I want to call out a stellar article that told me exactly what I needed to do in order to use virt-install and cloud-init to launch a cloud-image. The only thing I have to add is the caveat that the #cloud-config comment at the top of the user-data file is required. The system will ignore the file if it does not start with that comment. This is the easiest way I know to launch a brand new VM.
virsh snapshot-dumpxml fedora-server-36 fedora-server-36-post-install | xmllint --xpath "string(//domainsnapshot/disks/disk[@snapshot='external']/source/@file)" -
The string function extracts the attribute value.
This value can be used in the process of using or deleting the snapshot.
In a recent article, I saw yet another example of using grep to pull information out of xml, and then to manually look for a field. However, XML is structured, and with XPath, we can pull out exactly what we need.
virsh dumpxml fedora-server-36 | xmllint --xpath "//domain/devices/disk[@device='disk']" -
That will produce output like this:
<disk type="file" device="disk"> <driver name="qemu" type="qcow2" discard="unmap"/> <source file="/var/lib/libvirt/images/fedora-server-36.qcow2"/> <target dev="vda" bus="virtio"/> <address type="pci" domain="0x0000" bus="0x05" slot="0x00" function="0x0"/> </disk>
Note that I did more in my XPath than required by the original article. I wanted to show an example of querying based on an attribute inside the selected node.
Update: Here is an example for what is done later in the article: pull the path out of the pool xml.
virsh pool-dumpxml default | xmllint --xpath "//pool/target/path/text()" - /var/lib/libvirt/images
I have a fresh install of Fedora 35 on a lab machine. I want to run a virtual machine on it. I have ssh access to the root account and a public key copied over.Continue reading
PXE is conglomeration of tools used to get a new operating system onto a computer. It is based on two protocols: DHCP and TFPT. I used PXER a long time ago at Penguin and have always wanted to set it up for my home personal use. I’m doing that now for my lab. My goal is to first be able to provision virtual machines, and then to provision physical boxes. I need to do a full install of RHEL 7 and RHEL 8, which means I also need Kickstart to automate the install process. I had it working, but after rebooting the NUC it is running on it broke. Here’s my debugging.Continue reading
Ansible exists to help automate the time consuming repeated tasks that technologist depend upon. One very common jobs is to create and tear down a virtual machine. While cloud technologies have made this possible to perform remotely, there are many times when I’ve needed to setup and tear down virtual machines on systems that were stand alone Linux servers.
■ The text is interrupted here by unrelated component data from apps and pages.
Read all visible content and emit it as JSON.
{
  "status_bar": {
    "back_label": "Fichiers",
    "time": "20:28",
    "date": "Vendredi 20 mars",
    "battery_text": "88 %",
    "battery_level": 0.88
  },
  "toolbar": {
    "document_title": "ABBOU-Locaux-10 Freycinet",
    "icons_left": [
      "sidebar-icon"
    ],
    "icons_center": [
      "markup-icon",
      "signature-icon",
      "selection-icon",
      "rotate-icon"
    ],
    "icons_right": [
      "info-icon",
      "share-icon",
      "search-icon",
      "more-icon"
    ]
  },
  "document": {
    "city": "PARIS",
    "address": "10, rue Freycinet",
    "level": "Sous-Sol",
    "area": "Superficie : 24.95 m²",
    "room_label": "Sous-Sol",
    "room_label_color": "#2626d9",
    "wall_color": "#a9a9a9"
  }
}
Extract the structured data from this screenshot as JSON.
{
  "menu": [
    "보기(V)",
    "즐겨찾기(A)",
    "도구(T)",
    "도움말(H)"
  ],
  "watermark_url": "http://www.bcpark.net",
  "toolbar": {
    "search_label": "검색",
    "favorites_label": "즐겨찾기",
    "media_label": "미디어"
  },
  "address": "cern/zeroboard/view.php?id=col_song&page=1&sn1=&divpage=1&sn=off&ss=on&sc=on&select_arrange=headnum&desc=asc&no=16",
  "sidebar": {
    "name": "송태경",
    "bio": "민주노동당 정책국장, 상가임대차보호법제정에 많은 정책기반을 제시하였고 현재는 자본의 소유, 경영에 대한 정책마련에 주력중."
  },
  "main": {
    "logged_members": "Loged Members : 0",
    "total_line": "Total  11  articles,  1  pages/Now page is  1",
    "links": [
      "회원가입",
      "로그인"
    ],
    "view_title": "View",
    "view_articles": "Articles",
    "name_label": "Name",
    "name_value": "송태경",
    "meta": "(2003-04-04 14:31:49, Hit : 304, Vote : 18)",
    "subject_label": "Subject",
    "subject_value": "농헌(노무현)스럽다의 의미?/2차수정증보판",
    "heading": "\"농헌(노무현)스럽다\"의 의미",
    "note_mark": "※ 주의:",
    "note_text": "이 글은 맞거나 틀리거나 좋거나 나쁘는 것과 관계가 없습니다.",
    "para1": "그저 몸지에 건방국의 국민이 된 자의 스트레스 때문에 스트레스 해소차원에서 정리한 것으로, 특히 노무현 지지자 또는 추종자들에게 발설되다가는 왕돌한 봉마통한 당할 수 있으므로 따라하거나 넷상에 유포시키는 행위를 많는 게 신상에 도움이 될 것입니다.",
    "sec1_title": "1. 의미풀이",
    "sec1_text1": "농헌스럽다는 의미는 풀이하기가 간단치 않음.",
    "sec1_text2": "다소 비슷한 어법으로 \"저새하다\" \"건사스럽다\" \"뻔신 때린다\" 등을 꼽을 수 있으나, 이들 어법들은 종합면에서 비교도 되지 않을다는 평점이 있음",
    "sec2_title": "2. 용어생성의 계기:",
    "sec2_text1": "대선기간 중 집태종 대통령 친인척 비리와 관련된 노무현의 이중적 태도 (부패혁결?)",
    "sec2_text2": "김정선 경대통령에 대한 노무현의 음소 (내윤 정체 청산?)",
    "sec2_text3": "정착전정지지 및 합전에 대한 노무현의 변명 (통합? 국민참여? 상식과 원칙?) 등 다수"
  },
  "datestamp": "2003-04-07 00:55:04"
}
In this case, the main interfaces to the machine are ssh and libvirt. I recently worked through an Ansible role to setup and tear down an virtual machine via libvirt, and I’d like to walk through it, and record my reasons for some of the decisions I made.
I can connect to the system libvirtd on my system without password. I set this up some time ago, and forgot how, so figured I would document it.
Ten Years later, and I finally know how to get virsh to tell me the IP address for a VM.
After the previous two days debugging, Simo Sorce suggested that I need to tell the OS to show all AVCs, some are hidden by default.